Source data →
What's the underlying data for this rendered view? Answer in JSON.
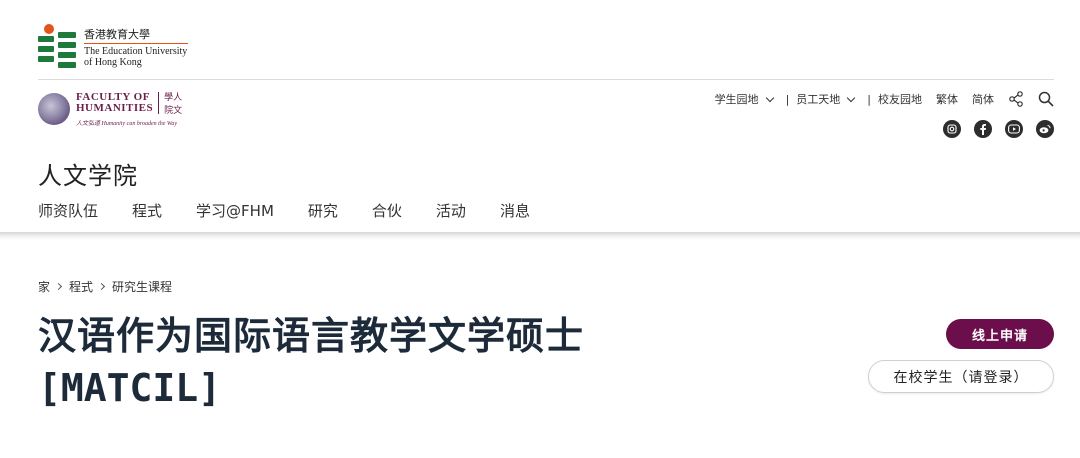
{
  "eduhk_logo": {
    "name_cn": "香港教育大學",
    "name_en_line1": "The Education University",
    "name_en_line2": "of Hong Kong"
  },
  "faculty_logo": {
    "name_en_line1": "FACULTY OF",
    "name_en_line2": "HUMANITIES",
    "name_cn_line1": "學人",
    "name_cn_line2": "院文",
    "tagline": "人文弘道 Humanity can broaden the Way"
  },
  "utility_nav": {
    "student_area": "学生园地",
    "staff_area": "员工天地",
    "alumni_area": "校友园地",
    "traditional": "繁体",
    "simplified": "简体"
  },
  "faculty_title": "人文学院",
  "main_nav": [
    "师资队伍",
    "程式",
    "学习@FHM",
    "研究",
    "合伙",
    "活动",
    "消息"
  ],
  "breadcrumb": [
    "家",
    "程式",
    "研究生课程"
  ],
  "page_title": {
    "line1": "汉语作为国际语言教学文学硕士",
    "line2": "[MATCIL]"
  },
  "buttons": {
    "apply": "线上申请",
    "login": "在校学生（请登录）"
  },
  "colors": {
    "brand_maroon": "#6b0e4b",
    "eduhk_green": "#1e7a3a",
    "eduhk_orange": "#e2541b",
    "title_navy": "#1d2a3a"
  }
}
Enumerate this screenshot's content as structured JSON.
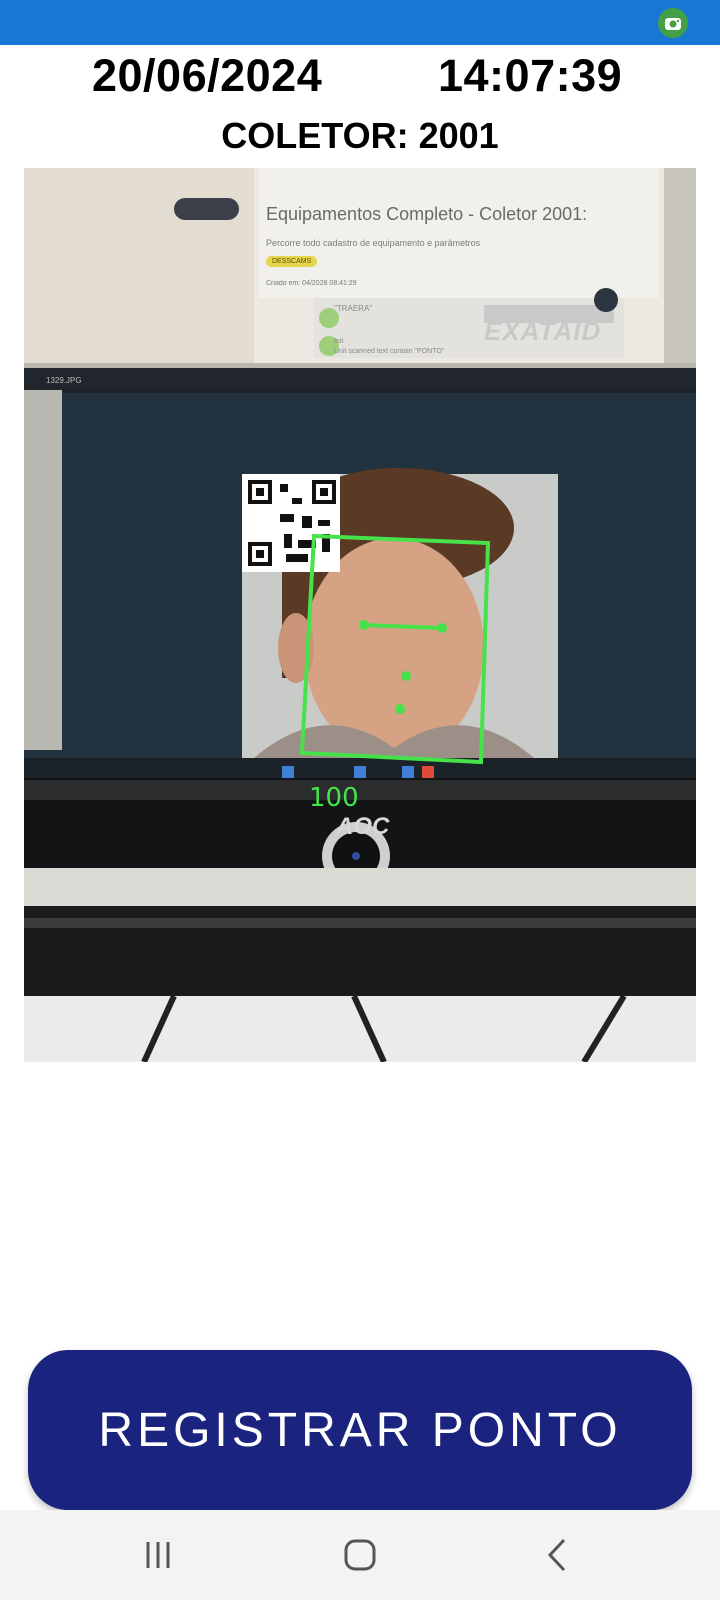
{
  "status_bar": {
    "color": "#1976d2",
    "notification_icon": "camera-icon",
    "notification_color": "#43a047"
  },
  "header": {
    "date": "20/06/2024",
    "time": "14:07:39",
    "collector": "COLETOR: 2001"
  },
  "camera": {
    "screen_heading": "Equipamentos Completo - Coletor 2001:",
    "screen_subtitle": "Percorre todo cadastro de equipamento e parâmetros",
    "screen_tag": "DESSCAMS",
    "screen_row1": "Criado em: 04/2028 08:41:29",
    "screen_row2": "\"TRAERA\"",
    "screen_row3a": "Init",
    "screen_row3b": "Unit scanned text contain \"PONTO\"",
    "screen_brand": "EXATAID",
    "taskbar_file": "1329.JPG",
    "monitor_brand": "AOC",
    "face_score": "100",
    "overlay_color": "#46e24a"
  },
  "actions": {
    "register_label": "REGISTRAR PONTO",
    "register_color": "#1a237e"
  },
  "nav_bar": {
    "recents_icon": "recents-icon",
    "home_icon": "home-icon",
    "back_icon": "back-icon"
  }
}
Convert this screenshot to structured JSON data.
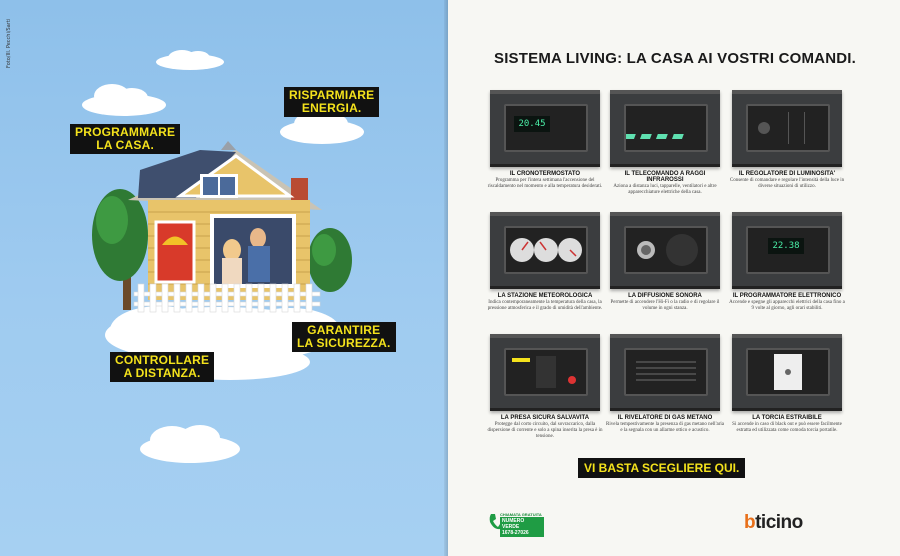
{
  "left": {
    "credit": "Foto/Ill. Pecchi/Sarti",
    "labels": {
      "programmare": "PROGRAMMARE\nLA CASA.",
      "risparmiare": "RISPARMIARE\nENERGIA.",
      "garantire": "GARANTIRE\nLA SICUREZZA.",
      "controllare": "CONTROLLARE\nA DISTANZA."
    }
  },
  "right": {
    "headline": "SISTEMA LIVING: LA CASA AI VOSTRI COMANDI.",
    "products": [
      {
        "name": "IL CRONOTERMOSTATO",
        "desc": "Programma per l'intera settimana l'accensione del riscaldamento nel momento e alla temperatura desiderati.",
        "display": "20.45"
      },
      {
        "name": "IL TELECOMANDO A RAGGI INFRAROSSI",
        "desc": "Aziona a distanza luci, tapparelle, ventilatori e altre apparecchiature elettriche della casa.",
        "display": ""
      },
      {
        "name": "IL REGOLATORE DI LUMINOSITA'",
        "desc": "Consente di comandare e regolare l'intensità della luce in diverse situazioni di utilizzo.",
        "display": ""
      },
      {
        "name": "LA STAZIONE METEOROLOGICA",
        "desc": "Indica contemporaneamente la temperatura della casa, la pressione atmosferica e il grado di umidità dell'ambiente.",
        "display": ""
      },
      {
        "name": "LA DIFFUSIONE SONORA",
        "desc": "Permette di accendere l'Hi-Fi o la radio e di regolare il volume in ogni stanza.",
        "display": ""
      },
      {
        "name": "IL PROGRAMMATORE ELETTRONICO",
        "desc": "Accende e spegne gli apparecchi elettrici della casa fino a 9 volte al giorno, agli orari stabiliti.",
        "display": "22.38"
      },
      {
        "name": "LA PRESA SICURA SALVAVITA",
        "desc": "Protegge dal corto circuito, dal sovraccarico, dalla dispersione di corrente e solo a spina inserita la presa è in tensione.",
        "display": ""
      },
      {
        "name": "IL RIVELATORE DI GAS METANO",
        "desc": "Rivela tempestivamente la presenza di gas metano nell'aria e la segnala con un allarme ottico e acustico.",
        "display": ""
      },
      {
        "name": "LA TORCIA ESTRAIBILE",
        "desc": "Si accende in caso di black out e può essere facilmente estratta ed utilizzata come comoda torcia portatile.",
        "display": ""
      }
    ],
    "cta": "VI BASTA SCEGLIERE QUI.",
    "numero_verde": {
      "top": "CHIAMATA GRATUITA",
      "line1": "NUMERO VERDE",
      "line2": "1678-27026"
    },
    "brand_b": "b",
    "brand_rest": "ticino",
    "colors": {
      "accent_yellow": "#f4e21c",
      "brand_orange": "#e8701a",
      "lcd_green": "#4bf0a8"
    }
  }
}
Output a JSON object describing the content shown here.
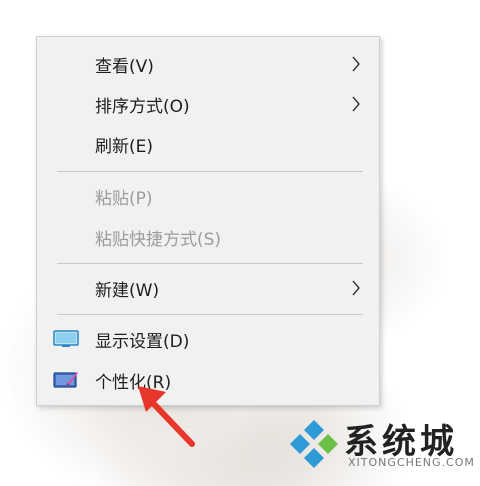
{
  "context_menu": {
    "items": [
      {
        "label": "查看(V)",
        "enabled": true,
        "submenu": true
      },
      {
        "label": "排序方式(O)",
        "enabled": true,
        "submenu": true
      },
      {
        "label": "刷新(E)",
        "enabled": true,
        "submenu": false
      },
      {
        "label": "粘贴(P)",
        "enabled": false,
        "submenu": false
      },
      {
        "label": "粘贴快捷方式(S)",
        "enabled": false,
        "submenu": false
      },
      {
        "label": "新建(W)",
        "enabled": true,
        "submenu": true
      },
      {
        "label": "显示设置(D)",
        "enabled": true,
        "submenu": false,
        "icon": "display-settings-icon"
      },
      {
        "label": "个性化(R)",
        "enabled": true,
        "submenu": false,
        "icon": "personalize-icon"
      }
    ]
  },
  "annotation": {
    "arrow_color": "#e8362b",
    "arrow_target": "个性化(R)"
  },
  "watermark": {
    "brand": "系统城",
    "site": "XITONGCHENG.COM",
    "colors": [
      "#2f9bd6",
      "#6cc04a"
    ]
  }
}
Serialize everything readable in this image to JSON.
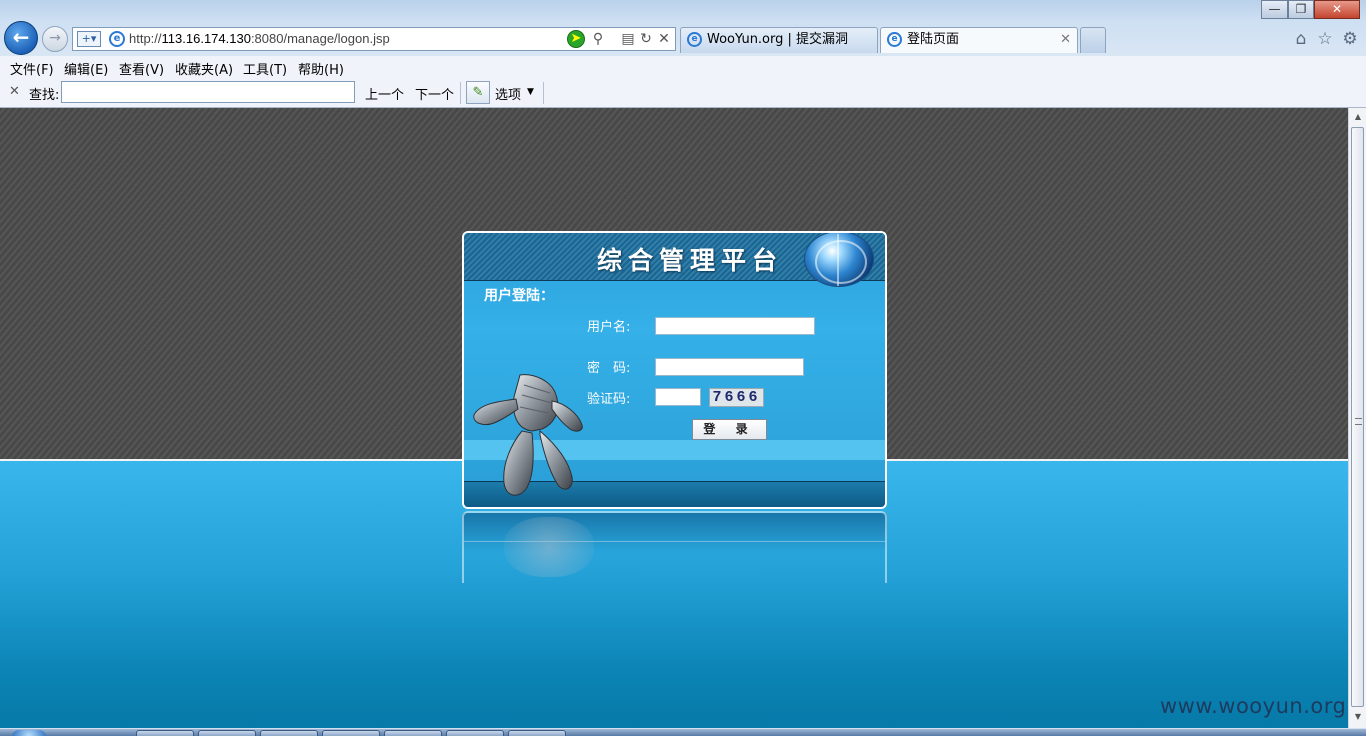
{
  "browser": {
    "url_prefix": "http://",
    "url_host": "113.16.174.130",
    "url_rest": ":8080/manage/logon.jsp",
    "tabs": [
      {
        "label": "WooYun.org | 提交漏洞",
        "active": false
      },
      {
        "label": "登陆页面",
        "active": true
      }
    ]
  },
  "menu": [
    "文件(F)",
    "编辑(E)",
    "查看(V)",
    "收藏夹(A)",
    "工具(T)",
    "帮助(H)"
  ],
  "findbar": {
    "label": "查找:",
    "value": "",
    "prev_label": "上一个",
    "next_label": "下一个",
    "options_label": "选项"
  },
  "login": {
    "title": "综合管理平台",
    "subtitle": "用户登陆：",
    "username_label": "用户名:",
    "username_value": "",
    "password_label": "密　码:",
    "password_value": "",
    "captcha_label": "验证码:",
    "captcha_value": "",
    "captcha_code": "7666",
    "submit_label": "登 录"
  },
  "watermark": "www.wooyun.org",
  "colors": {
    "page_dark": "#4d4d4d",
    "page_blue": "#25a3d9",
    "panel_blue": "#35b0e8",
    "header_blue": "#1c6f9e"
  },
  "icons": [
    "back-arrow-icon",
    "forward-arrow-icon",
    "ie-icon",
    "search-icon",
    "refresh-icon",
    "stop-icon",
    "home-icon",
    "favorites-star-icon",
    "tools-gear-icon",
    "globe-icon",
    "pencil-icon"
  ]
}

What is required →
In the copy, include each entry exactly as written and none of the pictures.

Expected answer →
What's the underlying data for this rendered view? Answer in JSON.
{
  "eduhk_logo": {
    "name_cn": "香港教育大學",
    "name_en_line1": "The Education University",
    "name_en_line2": "of Hong Kong"
  },
  "faculty_logo": {
    "name_en_line1": "FACULTY OF",
    "name_en_line2": "HUMANITIES",
    "name_cn_line1": "學人",
    "name_cn_line2": "院文",
    "tagline": "人文弘道 Humanity can broaden the Way"
  },
  "utility_nav": {
    "student_area": "学生园地",
    "staff_area": "员工天地",
    "alumni_area": "校友园地",
    "traditional": "繁体",
    "simplified": "简体"
  },
  "faculty_title": "人文学院",
  "main_nav": [
    "师资队伍",
    "程式",
    "学习@FHM",
    "研究",
    "合伙",
    "活动",
    "消息"
  ],
  "breadcrumb": [
    "家",
    "程式",
    "研究生课程"
  ],
  "page_title": {
    "line1": "汉语作为国际语言教学文学硕士",
    "line2": "[MATCIL]"
  },
  "buttons": {
    "apply": "线上申请",
    "login": "在校学生（请登录）"
  },
  "colors": {
    "brand_maroon": "#6b0e4b",
    "eduhk_green": "#1e7a3a",
    "eduhk_orange": "#e2541b",
    "title_navy": "#1d2a3a"
  }
}
Enumerate this screenshot's content as structured JSON.
{
  "status_bar": {
    "color": "#1976d2",
    "notification_icon": "camera-icon",
    "notification_color": "#43a047"
  },
  "header": {
    "date": "20/06/2024",
    "time": "14:07:39",
    "collector": "COLETOR: 2001"
  },
  "camera": {
    "screen_heading": "Equipamentos Completo - Coletor 2001:",
    "screen_subtitle": "Percorre todo cadastro de equipamento e parâmetros",
    "screen_tag": "DESSCAMS",
    "screen_row1": "Criado em: 04/2028 08:41:29",
    "screen_row2": "\"TRAERA\"",
    "screen_row3a": "Init",
    "screen_row3b": "Unit scanned text contain \"PONTO\"",
    "screen_brand": "EXATAID",
    "taskbar_file": "1329.JPG",
    "monitor_brand": "AOC",
    "face_score": "100",
    "overlay_color": "#46e24a"
  },
  "actions": {
    "register_label": "REGISTRAR PONTO",
    "register_color": "#1a237e"
  },
  "nav_bar": {
    "recents_icon": "recents-icon",
    "home_icon": "home-icon",
    "back_icon": "back-icon"
  }
}
Convert this screenshot to structured JSON data.
{
  "left": {
    "credit": "Foto/Ill. Pecchi/Sarti",
    "labels": {
      "programmare": "PROGRAMMARE\nLA CASA.",
      "risparmiare": "RISPARMIARE\nENERGIA.",
      "garantire": "GARANTIRE\nLA SICUREZZA.",
      "controllare": "CONTROLLARE\nA DISTANZA."
    }
  },
  "right": {
    "headline": "SISTEMA LIVING: LA CASA AI VOSTRI COMANDI.",
    "products": [
      {
        "name": "IL CRONOTERMOSTATO",
        "desc": "Programma per l'intera settimana l'accensione del riscaldamento nel momento e alla temperatura desiderati.",
        "display": "20.45"
      },
      {
        "name": "IL TELECOMANDO A RAGGI INFRAROSSI",
        "desc": "Aziona a distanza luci, tapparelle, ventilatori e altre apparecchiature elettriche della casa.",
        "display": ""
      },
      {
        "name": "IL REGOLATORE DI LUMINOSITA'",
        "desc": "Consente di comandare e regolare l'intensità della luce in diverse situazioni di utilizzo.",
        "display": ""
      },
      {
        "name": "LA STAZIONE METEOROLOGICA",
        "desc": "Indica contemporaneamente la temperatura della casa, la pressione atmosferica e il grado di umidità dell'ambiente.",
        "display": ""
      },
      {
        "name": "LA DIFFUSIONE SONORA",
        "desc": "Permette di accendere l'Hi-Fi o la radio e di regolare il volume in ogni stanza.",
        "display": ""
      },
      {
        "name": "IL PROGRAMMATORE ELETTRONICO",
        "desc": "Accende e spegne gli apparecchi elettrici della casa fino a 9 volte al giorno, agli orari stabiliti.",
        "display": "22.38"
      },
      {
        "name": "LA PRESA SICURA SALVAVITA",
        "desc": "Protegge dal corto circuito, dal sovraccarico, dalla dispersione di corrente e solo a spina inserita la presa è in tensione.",
        "display": ""
      },
      {
        "name": "IL RIVELATORE DI GAS METANO",
        "desc": "Rivela tempestivamente la presenza di gas metano nell'aria e la segnala con un allarme ottico e acustico.",
        "display": ""
      },
      {
        "name": "LA TORCIA ESTRAIBILE",
        "desc": "Si accende in caso di black out e può essere facilmente estratta ed utilizzata come comoda torcia portatile.",
        "display": ""
      }
    ],
    "cta": "VI BASTA SCEGLIERE QUI.",
    "numero_verde": {
      "top": "CHIAMATA GRATUITA",
      "line1": "NUMERO VERDE",
      "line2": "1678-27026"
    },
    "brand_b": "b",
    "brand_rest": "ticino",
    "colors": {
      "accent_yellow": "#f4e21c",
      "brand_orange": "#e8701a",
      "lcd_green": "#4bf0a8"
    }
  }
}
Output a JSON object describing the content shown here.
{
  "context_menu": {
    "items": [
      {
        "label": "查看(V)",
        "enabled": true,
        "submenu": true
      },
      {
        "label": "排序方式(O)",
        "enabled": true,
        "submenu": true
      },
      {
        "label": "刷新(E)",
        "enabled": true,
        "submenu": false
      },
      {
        "label": "粘贴(P)",
        "enabled": false,
        "submenu": false
      },
      {
        "label": "粘贴快捷方式(S)",
        "enabled": false,
        "submenu": false
      },
      {
        "label": "新建(W)",
        "enabled": true,
        "submenu": true
      },
      {
        "label": "显示设置(D)",
        "enabled": true,
        "submenu": false,
        "icon": "display-settings-icon"
      },
      {
        "label": "个性化(R)",
        "enabled": true,
        "submenu": false,
        "icon": "personalize-icon"
      }
    ]
  },
  "annotation": {
    "arrow_color": "#e8362b",
    "arrow_target": "个性化(R)"
  },
  "watermark": {
    "brand": "系统城",
    "site": "XITONGCHENG.COM",
    "colors": [
      "#2f9bd6",
      "#6cc04a"
    ]
  }
}
Serialize everything readable in this image to JSON.
{
  "browser": {
    "url_prefix": "http://",
    "url_host": "113.16.174.130",
    "url_rest": ":8080/manage/logon.jsp",
    "tabs": [
      {
        "label": "WooYun.org | 提交漏洞",
        "active": false
      },
      {
        "label": "登陆页面",
        "active": true
      }
    ]
  },
  "menu": [
    "文件(F)",
    "编辑(E)",
    "查看(V)",
    "收藏夹(A)",
    "工具(T)",
    "帮助(H)"
  ],
  "findbar": {
    "label": "查找:",
    "value": "",
    "prev_label": "上一个",
    "next_label": "下一个",
    "options_label": "选项"
  },
  "login": {
    "title": "综合管理平台",
    "subtitle": "用户登陆：",
    "username_label": "用户名:",
    "username_value": "",
    "password_label": "密　码:",
    "password_value": "",
    "captcha_label": "验证码:",
    "captcha_value": "",
    "captcha_code": "7666",
    "submit_label": "登 录"
  },
  "watermark": "www.wooyun.org",
  "colors": {
    "page_dark": "#4d4d4d",
    "page_blue": "#25a3d9",
    "panel_blue": "#35b0e8",
    "header_blue": "#1c6f9e"
  },
  "icons": [
    "back-arrow-icon",
    "forward-arrow-icon",
    "ie-icon",
    "search-icon",
    "refresh-icon",
    "stop-icon",
    "home-icon",
    "favorites-star-icon",
    "tools-gear-icon",
    "globe-icon",
    "pencil-icon"
  ]
}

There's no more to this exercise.